“How can you say our daughter should trust that... woman?” Jun asked, outrage almost pouring out of her lips as she glared at Chakatie. “From what you’ve told me, she caused all this.”
“Chakatie didn’t trap your daughter,” Frere-Jones said. “If anyone did, it was me, by being so stubborn that the grains sought out a new anchor.”
“But she took advantage of all this. She played everyone. She...”
“Must I really listen to this right before I die?” Frere-Jones asked.
Jun fell silent. She bowed slightly in a mix of respect and mocking.
After speaking with Chakatie, and asking her mother-in-law to pass a final message to Colton, Frere-Jones reached out to hold Alexnya’s hand. Together they accessed the grains.
“Do as we’ve agreed,” Frere-Jones told the grains. “Chakatie will ensure I hold up my end.”
“Do it,” Alexnya ordered, added her voice as the land’s new anchor.
The grains screamed but, unable to see any other option, they complied. Across the land they deleted the memories of every anchor who’d lived before Frere-Jones. The memories flared and shrieked, as if begging Frere-Jones and Alexnya to save them. But then they were gone.
Except for Haoquin’s. Frere-Jones dropped the laser pistol and fell to her knees as Haoquin’s memories flooded into her. All the memories the grains had copied from his life. All of him.
So many memories. Memories of everything Haoquin had felt and seen and thought and experienced worked their way into Frere-Jones’s being. Her mind could barely contain all of him.
As Frere-Jones shook and spasmed on the cold ground, she looked across the new-spring grass. She could taste the grass. Could feel it growing and reaching for the sun.
Haoquin was within her. They now shared one life.
“I missed you Fre,” Haoquin whispered. Or maybe Frere-Jones said it to herself. Either way, she smiled.
“Life here was worth it,” they whispered to each other. “Too short, yes. But knowing you made it worthwhile.”
Frere-Jones and Haoquin saw Chakatie walk up to their body and pick up the laser pistol. Chakatie wiped at her eyes as she nodded, then she shot them in the head.
Alexnya stands silently over Frere-Jones’s burned body. The grains are still convulsing, still in chaos, but Frere-Jones’s death has calmed them.
Chakatie holds the laser pistol in both hands. Alexnya feels Chakatie’s grains powering up her body. A moment later powerful claws rip apart the pistol.
Chakatie throws the broken technology to the ground in disgust. “Your mother is right, you know,” she says. “I did manipulate all this. I knew Frere-Jones and my son would cause sparks. But I didn’t know all this would happen. I swear on the grains I didn’t know.”
Alexnya isn’t sure if she can trust Chakatie.
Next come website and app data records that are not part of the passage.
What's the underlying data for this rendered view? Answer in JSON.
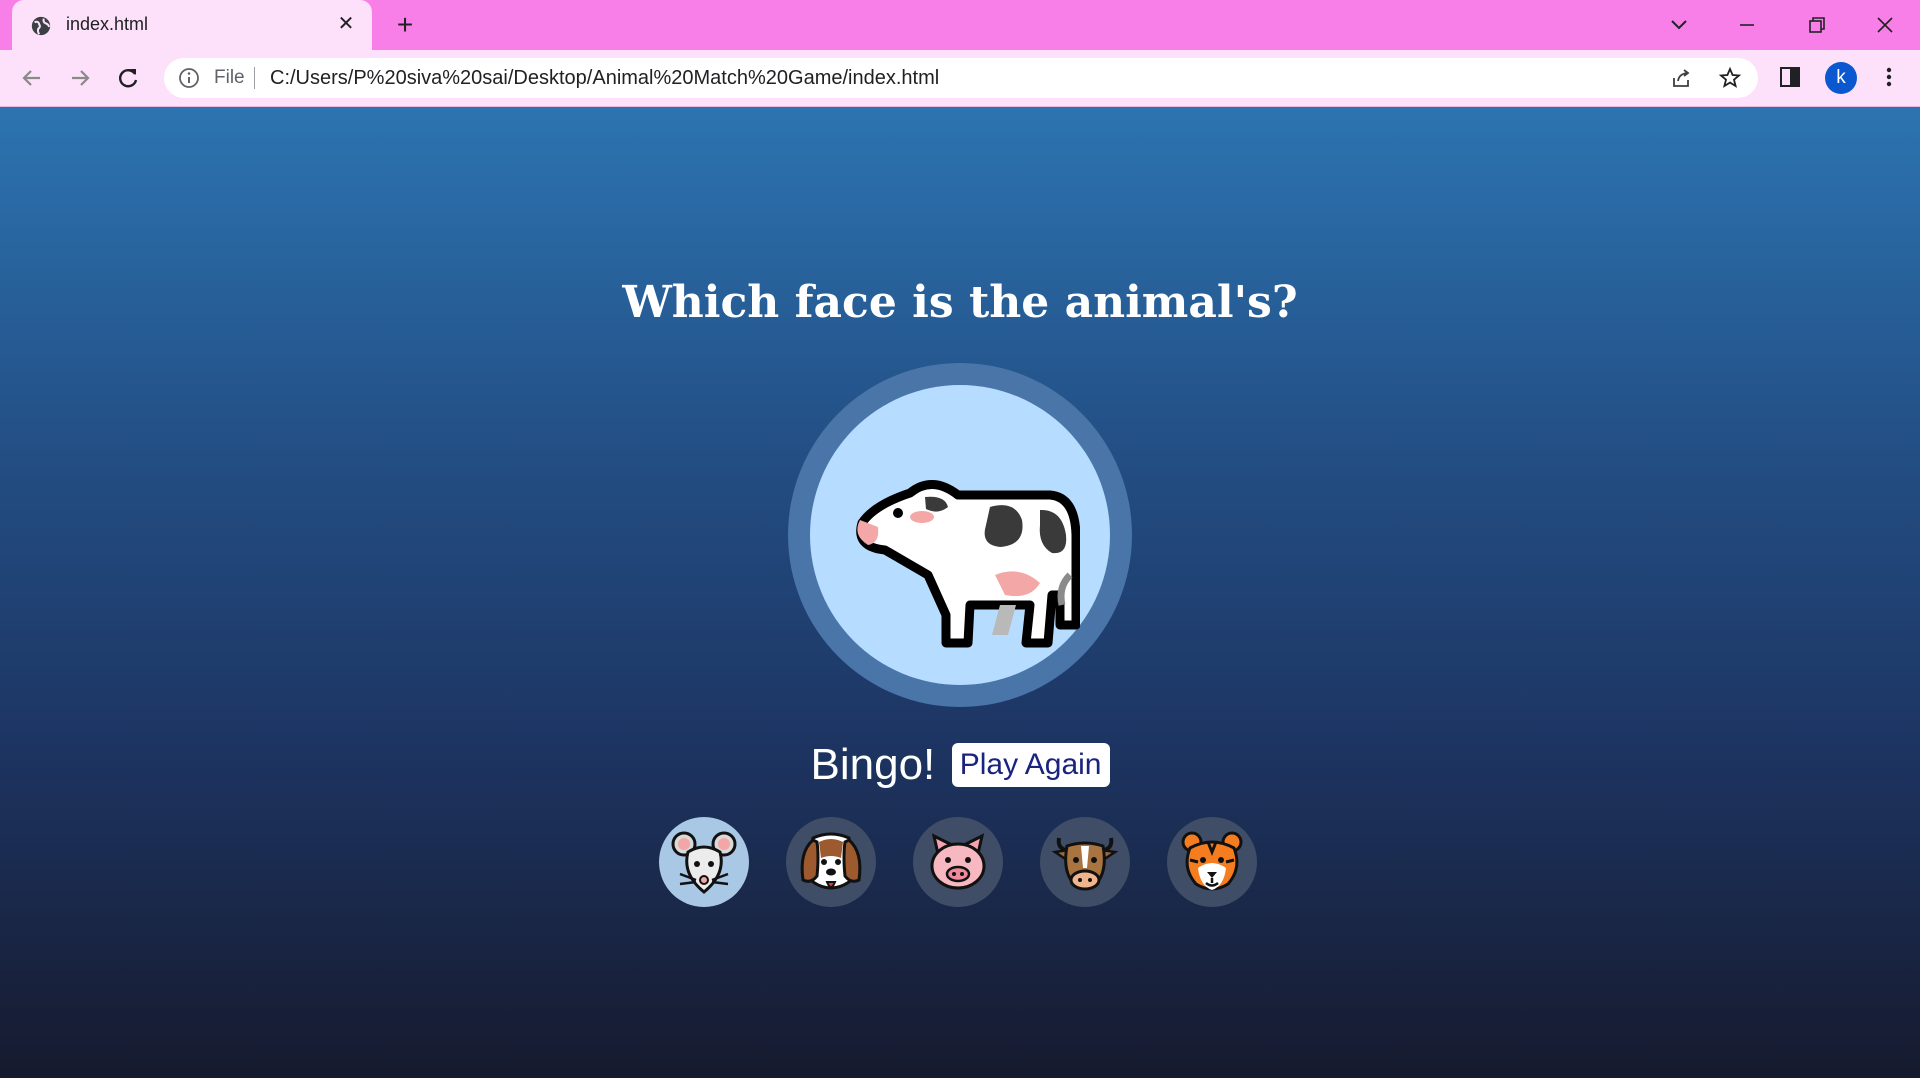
{
  "browser": {
    "tab_title": "index.html",
    "file_label": "File",
    "url": "C:/Users/P%20siva%20sai/Desktop/Animal%20Match%20Game/index.html",
    "avatar_letter": "k",
    "frame_color": "#f97fe8",
    "toolbar_color": "#fde0fa"
  },
  "game": {
    "question": "Which face is the animal's?",
    "target_animal": "cow-icon",
    "result_text": "Bingo!",
    "play_again_label": "Play Again",
    "choices": [
      {
        "icon": "mouse-face-icon",
        "selected": true
      },
      {
        "icon": "dog-face-icon",
        "selected": false
      },
      {
        "icon": "pig-face-icon",
        "selected": false
      },
      {
        "icon": "cow-face-icon",
        "selected": false
      },
      {
        "icon": "tiger-face-icon",
        "selected": false
      }
    ]
  }
}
Frere-Jones said to trust the anchor, but how can she truly know?
Yet Alexnya also understands that once her parents are forced to resume their travels, Chakatie and her family will be the only one for hundreds of leagues around who might support her.
Alexnya wants to scream at this situation. To curse at not knowing what to do. But before she does, she feels a gentle caress in her mind. She tastes memories—memories from Frere-Jones and Haoquin. She sees all the good things Chakatie has done. How Chakatie once cried over a family like hers.
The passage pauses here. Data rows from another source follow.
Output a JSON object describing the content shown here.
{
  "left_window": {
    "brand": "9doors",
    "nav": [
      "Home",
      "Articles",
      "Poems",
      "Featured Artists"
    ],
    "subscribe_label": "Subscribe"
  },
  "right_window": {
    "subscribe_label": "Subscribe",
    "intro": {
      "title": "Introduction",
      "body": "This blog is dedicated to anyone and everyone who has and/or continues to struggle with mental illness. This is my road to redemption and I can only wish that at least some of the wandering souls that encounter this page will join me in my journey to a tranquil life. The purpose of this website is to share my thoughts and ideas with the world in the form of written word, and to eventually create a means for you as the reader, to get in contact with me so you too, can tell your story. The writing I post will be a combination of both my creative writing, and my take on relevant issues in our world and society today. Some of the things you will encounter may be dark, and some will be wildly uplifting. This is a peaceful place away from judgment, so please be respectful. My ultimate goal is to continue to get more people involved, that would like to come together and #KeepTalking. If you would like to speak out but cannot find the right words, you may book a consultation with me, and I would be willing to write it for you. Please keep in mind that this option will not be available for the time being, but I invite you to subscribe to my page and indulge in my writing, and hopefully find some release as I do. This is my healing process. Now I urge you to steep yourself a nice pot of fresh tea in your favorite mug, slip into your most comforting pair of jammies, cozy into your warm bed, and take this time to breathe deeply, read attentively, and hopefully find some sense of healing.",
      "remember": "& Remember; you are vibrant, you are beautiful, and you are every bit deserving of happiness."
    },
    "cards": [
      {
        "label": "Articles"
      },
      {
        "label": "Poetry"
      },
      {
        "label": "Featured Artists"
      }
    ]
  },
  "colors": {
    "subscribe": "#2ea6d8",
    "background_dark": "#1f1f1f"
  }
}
“I think I’ll trust you,” Alexnya finally says. “Did you really... cry over a day-fellow family once?”
Chakatie nods, then waves for Alexnya’s parents to follow her to the sod-house to prepare an evening meal for everyone.
Alexnya stays behind and digs the grave for Frere-Jones’s body, the grains powering up her body so the shovel digs faster and deeper than she ever could have done before. She places Frere-Jones in the hole and covers her with fresh soil.
As Alexnya stands over the grave, she feels the grains churning in Frere-Jones body. Feels the grains already beginning to spread the memories of Frere-Jones and Haoquin across the land.
“Thank you, Fre,” Alexnya says, bowing to the grave. She then runs to the sod-house to spend time with her family before they’re forced to flee.